Tag Archives: Research

The Ship of Empty Boxes: Symposium & Screening

Still from The Forgotten Space, Allan Sekula & Noël Burch, 2010

Still from The Forgotten Space, Allan Sekula & Noël Burch, 2010

THE SHIP OF EMPTY BOXES: Responses to Containerised Global Trade 
(including 6pm screening of The Forgotten Space by Allan Sekula & Noël Burch)

Saturday, 18 January 2014, 10:30am-8pm, Birkbeck Institute for the Moving Image, Birkbeck Cinema, 43 Gordon Square, WC1H 0PD London

Free event. Please book via Eventbrite

Delta Arts is co-organising this event with Dr Sophie Hope (Department of Film, Media and Cultural Studies, Birkbeck and Delta Arts Advisory Panel member), and Dr Alex Colas (Department of Politics, Birkbeck).

The complex maritime routes of containerised trade are perhaps the hidden plumbing of globalisation. Common estimates suggest about 90% of the non-bulk cargo being transported worldwide is moved via container shipping. The economic, social and environmental consequences affect many lives around the world. This one-day symposium brings together the disciplines of art, anthropology, international relations, law and geography to explore the significance of the shipping container, maritime trade and labour conditions in the context of globalisation.

The symposium aims to identify different approaches and understandings of containerised global trade in order to allow overlaps between legal, social, cultural and environmental narratives to occur. The materiality of the container, the labour conditions of those who service the industry, and corporations’ diligent use of multiple legal jurisdictions will be considered. Through presentations, screenings and discussion we will investigate further the impact that the global standardisation of the twenty-foot equivalent unit (TEU) has had on human and non-human existence and how in turn it might be re-imagined and re-shaped.

The one day symposium includes contributions from artist Simon Faithfull, Dr Douglas Guilfoyle (Reader in Law, University College London), Professor Philip Steinberg (Professor of Political Geography, Durham University), Dr Olivia Swift (economic anthropologist who specialises in seafarer welfare) and will include a screening of The Forgotten Space, by Allan Sekula & Noël Burch.

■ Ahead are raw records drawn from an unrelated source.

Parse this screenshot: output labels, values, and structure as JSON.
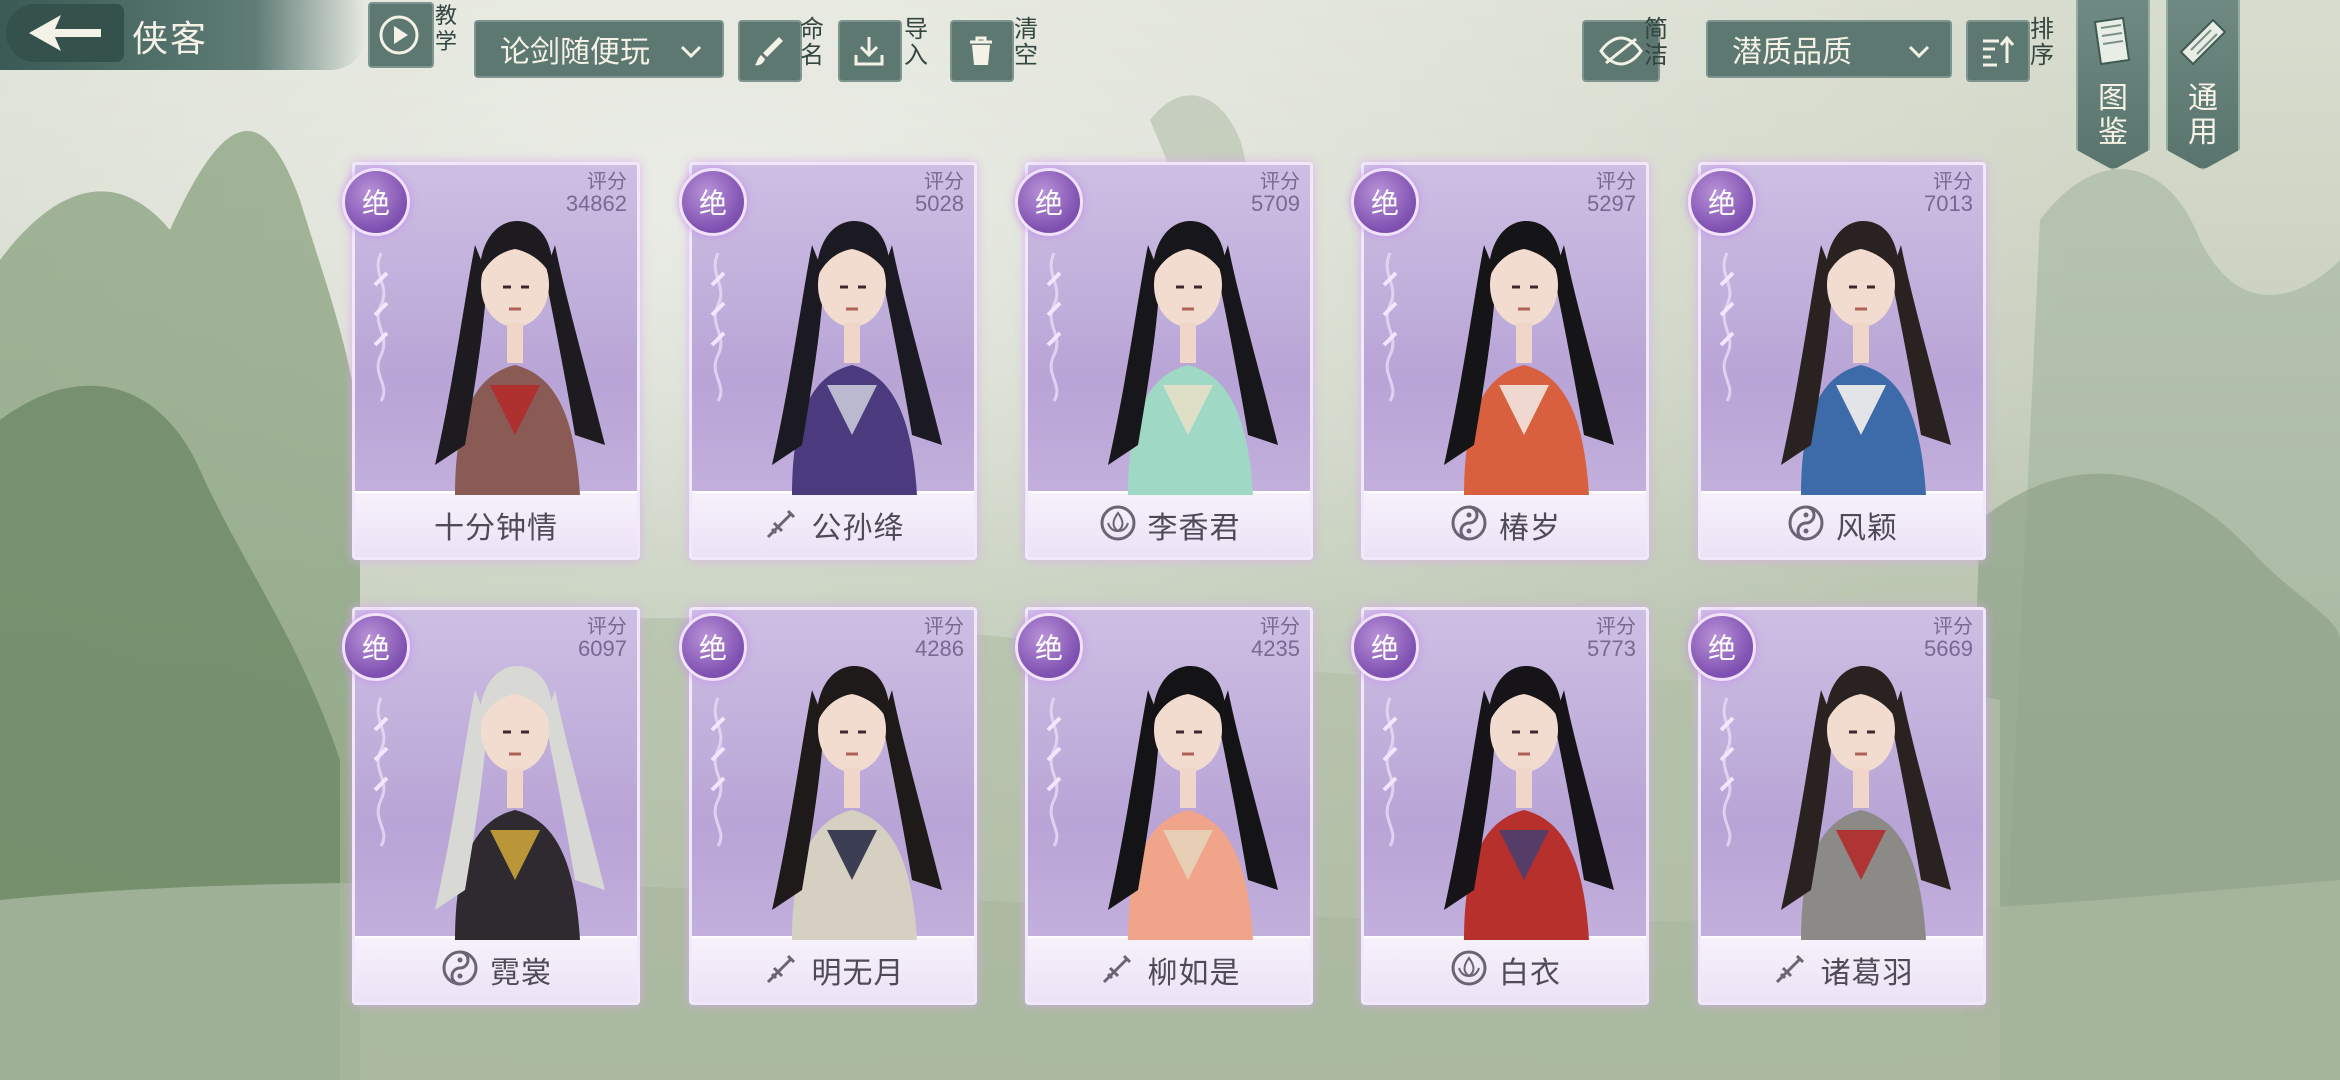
{
  "header": {
    "title": "侠客",
    "tutorial_label": "教学",
    "mode_select": "论剑随便玩",
    "rename_label": "命名",
    "import_label": "导入",
    "clear_label": "清空",
    "simple_label": "简洁",
    "sort_select": "潜质品质",
    "sort_label": "排序"
  },
  "side_tabs": {
    "atlas": "图鉴",
    "general": "通用"
  },
  "cards": [
    {
      "rarity": "绝",
      "score_label": "评分",
      "score": "34862",
      "name": "十分钟情",
      "sect_icon": "",
      "hair": "#1d1b1f",
      "robe": "#8a5a55",
      "accent": "#b12b2b"
    },
    {
      "rarity": "绝",
      "score_label": "评分",
      "score": "5028",
      "name": "公孙绛",
      "sect_icon": "sword-sect-icon",
      "hair": "#1b1a22",
      "robe": "#4b3a7e",
      "accent": "#c8c8d8"
    },
    {
      "rarity": "绝",
      "score_label": "评分",
      "score": "5709",
      "name": "李香君",
      "sect_icon": "lotus-sect-icon",
      "hair": "#17161a",
      "robe": "#9fd8c4",
      "accent": "#e6e0c8"
    },
    {
      "rarity": "绝",
      "score_label": "评分",
      "score": "5297",
      "name": "椿岁",
      "sect_icon": "taiji-sect-icon",
      "hair": "#151417",
      "robe": "#d8603e",
      "accent": "#f2e6df"
    },
    {
      "rarity": "绝",
      "score_label": "评分",
      "score": "7013",
      "name": "风颖",
      "sect_icon": "taiji-sect-icon",
      "hair": "#2a2220",
      "robe": "#3d6aa8",
      "accent": "#f5f2ee"
    },
    {
      "rarity": "绝",
      "score_label": "评分",
      "score": "6097",
      "name": "霓裳",
      "sect_icon": "taiji-sect-icon",
      "hair": "#d8d8d4",
      "robe": "#2e2a30",
      "accent": "#c9a23a"
    },
    {
      "rarity": "绝",
      "score_label": "评分",
      "score": "4286",
      "name": "明无月",
      "sect_icon": "sword-sect-icon",
      "hair": "#1e1a1a",
      "robe": "#d6d0c2",
      "accent": "#2b2d4a"
    },
    {
      "rarity": "绝",
      "score_label": "评分",
      "score": "4235",
      "name": "柳如是",
      "sect_icon": "sword-sect-icon",
      "hair": "#141316",
      "robe": "#f0a48a",
      "accent": "#e6d2b8"
    },
    {
      "rarity": "绝",
      "score_label": "评分",
      "score": "5773",
      "name": "白衣",
      "sect_icon": "lotus-sect-icon",
      "hair": "#161418",
      "robe": "#b7302c",
      "accent": "#4a3f6e"
    },
    {
      "rarity": "绝",
      "score_label": "评分",
      "score": "5669",
      "name": "诸葛羽",
      "sect_icon": "sword-sect-icon",
      "hair": "#2a2220",
      "robe": "#8c8a86",
      "accent": "#b12b2b"
    }
  ],
  "colors": {
    "toolbar_bg": "#5d7771",
    "card_bg": "#b8a4d6",
    "rarity_badge": "#7e4fb0"
  }
}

 The symposium draws on and aims to develop current research into the sea, containerisation and globalisation being carried out by the organisers of the event: Dr Sophie Hope (Department of Film, Media and Cultural Studies, Birkbeck), Dr Alex Colas (Department of Politics, Birkbeck) and not-for-profit arts collective Delta Arts (Amy Lloyd, Curator, Educator, Emma Smith, Artist, and Oliver Sumner, Curator & Learning Specialist).

The Ship of Empty Boxes is supported by the Birkbeck Institute for the Humanities, Birkbeck Institute for the Moving Image and Delta Arts.


Container Ships

Ship in the Solent (Image: Oliver Sumner)

Ship in the Solent (Image: Oliver Sumner)

We have started a new blog, as an offshoot of this main Delta Arts blog, to collect references on the subject of containerised maritime trade. Have a look at http://intermodalflow.wordpress.com/

Delta Arts members have been researching material on this subject from interdisciplinary perspectives, including geography, law, international relations, economics, politics, and anthropology, as well as cultural references in art, film, and literature. For some time we have been exploring the idea of placing artists on a container ship passage between the UK and China, a project we have called Intermodal Flow.

Our idea is to develop Intermodal Flow as a mobile platform for artist exchange using passenger places available on container ships. Our vision is a combination of a site-specific residency, a collective-workshop, and an international artists’ think tank. It follows on from our experience of international artist fellowships in our 2010 project Golden Threads. Further updates on Intermodal Flow will be posted here.

An Architecture of Play – Nils Norman

'An architecture of play: a survey of London's adventure playgrounds', Nils Norman, Four Corners Books, 2003.

‘An architecture of play: a survey of London’s adventure playgrounds’, Nils Norman, Four Corners Books, 2003.

This small book by the artist Nils Norman greatly inspired our interest in adventure play.

‘An architecture of play’ records 59 adventure playgrounds in London with texts, photographs and drawings. Many of the playgrounds mentioned were first established in the early 1970’s, including Somerville Adventure Playground where we are currently working. Nils Norman’s introduction is followed by two short texts: ‘Towards a history of adventure playgrounds 1931-2000’ by Keith Cranwell, and ‘The vernacular of play’ by Paul Claydon. In the book Nils Norman describes London’s early adventure playgrounds as, ‘…embodying “the spirit of adventure play”, a phrase that evokes a creative, anarchic, children-led playscape’.